As at that time in my life, I didn’t really understand what was his quarrel with my Biros and Pencils.
In my young mind, they were in a safe place I could grab one fast, when I needed to.
“Let’s leave my Biro alone.
The truth is that it is reaching you, that I’m not writing another “Dear Dad, …”
That’s why you have spent extra time, waiting to see if you will see me.
You’ve missed the “Dear Dad,.. ” sheets of Paper.” I thought in my heart, but didn’t mention.
Unknown to him, he had irked me.
I wasn’t going to “Dear” any Daddy for a long long time.
After all, I had gotten a big container of Chocomilo Cubes from my big Sister.
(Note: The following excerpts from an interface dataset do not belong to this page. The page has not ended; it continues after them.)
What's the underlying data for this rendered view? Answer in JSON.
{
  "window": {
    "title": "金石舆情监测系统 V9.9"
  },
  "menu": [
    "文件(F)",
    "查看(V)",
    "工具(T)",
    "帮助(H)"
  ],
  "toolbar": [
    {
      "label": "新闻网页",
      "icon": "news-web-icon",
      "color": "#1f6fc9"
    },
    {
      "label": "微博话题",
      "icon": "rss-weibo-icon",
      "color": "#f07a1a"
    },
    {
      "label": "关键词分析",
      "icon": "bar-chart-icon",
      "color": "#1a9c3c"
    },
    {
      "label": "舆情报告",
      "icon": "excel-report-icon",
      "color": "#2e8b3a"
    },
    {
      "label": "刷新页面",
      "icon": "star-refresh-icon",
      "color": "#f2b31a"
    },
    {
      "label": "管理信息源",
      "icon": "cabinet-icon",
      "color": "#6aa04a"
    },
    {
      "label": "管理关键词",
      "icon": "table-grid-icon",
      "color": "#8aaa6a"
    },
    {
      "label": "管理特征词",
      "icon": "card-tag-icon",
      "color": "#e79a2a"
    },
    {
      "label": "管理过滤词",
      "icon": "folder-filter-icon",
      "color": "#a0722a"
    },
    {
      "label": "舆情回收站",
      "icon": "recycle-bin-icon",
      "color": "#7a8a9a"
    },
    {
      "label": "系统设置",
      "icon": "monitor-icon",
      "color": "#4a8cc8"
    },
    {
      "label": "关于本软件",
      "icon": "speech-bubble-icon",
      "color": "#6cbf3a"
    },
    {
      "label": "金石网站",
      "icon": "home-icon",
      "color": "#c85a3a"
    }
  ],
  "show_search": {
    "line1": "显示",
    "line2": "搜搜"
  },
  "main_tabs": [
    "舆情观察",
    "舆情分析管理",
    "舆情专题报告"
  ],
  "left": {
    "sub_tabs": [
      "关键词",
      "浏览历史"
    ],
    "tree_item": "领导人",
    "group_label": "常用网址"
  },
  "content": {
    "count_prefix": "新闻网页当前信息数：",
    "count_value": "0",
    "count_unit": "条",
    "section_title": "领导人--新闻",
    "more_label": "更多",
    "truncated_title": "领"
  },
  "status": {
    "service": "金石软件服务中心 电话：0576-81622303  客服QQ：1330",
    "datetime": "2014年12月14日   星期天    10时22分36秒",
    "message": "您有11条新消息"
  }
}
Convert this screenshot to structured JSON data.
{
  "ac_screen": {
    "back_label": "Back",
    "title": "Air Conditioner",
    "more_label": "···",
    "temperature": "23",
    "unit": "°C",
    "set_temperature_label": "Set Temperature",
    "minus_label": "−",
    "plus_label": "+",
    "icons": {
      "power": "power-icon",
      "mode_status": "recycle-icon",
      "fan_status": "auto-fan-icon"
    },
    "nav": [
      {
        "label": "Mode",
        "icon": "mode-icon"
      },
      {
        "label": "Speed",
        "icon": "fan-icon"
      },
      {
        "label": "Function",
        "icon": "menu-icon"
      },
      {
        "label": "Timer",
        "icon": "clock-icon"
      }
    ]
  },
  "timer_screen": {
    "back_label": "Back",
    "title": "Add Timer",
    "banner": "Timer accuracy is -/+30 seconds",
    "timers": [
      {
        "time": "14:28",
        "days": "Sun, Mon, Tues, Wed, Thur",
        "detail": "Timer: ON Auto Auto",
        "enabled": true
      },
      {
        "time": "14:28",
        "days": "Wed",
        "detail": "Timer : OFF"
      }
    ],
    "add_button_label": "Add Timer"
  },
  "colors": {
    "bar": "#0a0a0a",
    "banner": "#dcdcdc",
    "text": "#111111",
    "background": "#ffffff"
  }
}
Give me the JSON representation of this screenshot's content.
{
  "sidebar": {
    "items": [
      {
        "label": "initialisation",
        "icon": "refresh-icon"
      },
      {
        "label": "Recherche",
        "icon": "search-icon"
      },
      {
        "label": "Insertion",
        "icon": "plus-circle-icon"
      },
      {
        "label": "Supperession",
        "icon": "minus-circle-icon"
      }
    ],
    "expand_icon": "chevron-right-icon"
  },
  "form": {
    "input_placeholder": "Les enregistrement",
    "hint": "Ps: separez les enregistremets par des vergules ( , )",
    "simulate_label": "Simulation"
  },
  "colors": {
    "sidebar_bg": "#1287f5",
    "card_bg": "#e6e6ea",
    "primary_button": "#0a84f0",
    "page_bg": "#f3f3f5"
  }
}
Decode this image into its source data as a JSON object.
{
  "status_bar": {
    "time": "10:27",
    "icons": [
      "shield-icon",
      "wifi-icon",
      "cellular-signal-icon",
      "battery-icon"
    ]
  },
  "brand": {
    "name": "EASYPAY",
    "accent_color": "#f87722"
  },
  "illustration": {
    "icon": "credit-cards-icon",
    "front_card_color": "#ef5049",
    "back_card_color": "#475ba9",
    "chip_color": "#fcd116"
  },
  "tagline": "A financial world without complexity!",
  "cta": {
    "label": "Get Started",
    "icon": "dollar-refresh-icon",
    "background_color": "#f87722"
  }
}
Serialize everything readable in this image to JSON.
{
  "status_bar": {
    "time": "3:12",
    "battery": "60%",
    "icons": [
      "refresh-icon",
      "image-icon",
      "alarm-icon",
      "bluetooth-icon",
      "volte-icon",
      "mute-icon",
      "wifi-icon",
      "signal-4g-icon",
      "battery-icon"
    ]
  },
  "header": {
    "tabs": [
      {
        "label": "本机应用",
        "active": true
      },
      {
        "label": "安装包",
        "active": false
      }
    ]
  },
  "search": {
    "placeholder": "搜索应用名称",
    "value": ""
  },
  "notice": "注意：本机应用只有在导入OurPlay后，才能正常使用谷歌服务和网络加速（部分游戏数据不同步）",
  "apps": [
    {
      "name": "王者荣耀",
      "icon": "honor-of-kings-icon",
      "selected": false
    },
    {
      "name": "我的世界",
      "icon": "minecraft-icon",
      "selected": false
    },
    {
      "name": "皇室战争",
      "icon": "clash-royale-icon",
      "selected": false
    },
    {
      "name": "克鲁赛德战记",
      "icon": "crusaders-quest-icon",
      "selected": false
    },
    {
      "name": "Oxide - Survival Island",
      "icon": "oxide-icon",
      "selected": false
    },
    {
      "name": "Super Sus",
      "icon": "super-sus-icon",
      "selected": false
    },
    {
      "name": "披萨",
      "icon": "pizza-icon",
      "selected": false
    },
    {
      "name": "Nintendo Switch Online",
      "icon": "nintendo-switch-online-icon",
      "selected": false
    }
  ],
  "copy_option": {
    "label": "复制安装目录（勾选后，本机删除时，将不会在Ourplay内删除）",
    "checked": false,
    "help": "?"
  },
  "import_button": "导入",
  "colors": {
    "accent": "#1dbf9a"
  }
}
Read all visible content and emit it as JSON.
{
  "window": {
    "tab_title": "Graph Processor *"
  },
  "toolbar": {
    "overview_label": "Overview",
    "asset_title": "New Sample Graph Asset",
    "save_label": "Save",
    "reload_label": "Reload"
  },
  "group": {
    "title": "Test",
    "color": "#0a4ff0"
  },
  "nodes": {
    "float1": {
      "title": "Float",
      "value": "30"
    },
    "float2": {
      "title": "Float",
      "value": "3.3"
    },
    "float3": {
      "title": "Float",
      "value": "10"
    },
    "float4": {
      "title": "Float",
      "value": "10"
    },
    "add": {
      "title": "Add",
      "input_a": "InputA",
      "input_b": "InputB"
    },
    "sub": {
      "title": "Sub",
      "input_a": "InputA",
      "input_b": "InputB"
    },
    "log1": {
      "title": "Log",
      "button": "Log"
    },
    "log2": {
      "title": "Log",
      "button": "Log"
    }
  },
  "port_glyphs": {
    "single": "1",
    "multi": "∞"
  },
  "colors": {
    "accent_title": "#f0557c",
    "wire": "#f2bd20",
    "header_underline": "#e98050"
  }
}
Unless any other thing was too pressing, I wasn’t going to give him the privilege of turning my Letters to stuff he could improve his tuff as a Chief Examiner, upon.
Let him keep all those things he thought about good English, to himself, his Team, his bundles of Scripts, his Work in the Information Technology Center, his Media life on TV and Radio, NOT MY LETTERS!
Then a certain day came, when I had to write a “Dear Dad, …” reporting that I had mistakenly broken some Test Tubes and that the Chemistry Lab pipo were giving me wahala.
So you mean I have to write another “Dear Dad, …” that will collect red Biro marks again?
Well, I reluctantly wrote.
But I kept it with me for days, looking at it and shining it again and again and again, as soon as something popped up in my head, to correct.
I had dressed the body of the Paragraphs well.
And clearly, I had no “ibon gbolàs” on the lines that made the Sentences.
I took time to dab the rouge of Punctuations, on the Cheeks of my Letter.
Then I folded it into an Envelope and was ready for Dad.
Guess what happened when he returned it?
He circled my letter “i”s, claiming that letter “i”s should have cute looking dots, sitting over them.
Now, who would deliver me from Dad’s impeccable red Biros?
Anyway I made up my mind that I would NOT write anything for his mean -looking red Biros again.
An… d very luckily for me he jetted out again on duty, for a lon-g time.
And Mum didn’t have correction-loving red Biros.
So, everything was okay.
It’s many years after.
But Dad does not know that each time I pen something, I have his searching eyes at the back of my mind, guiding me, even if he lives far far far away.
And I appreciate ’em searching eyes that have hewned me.
©18th Nov 2018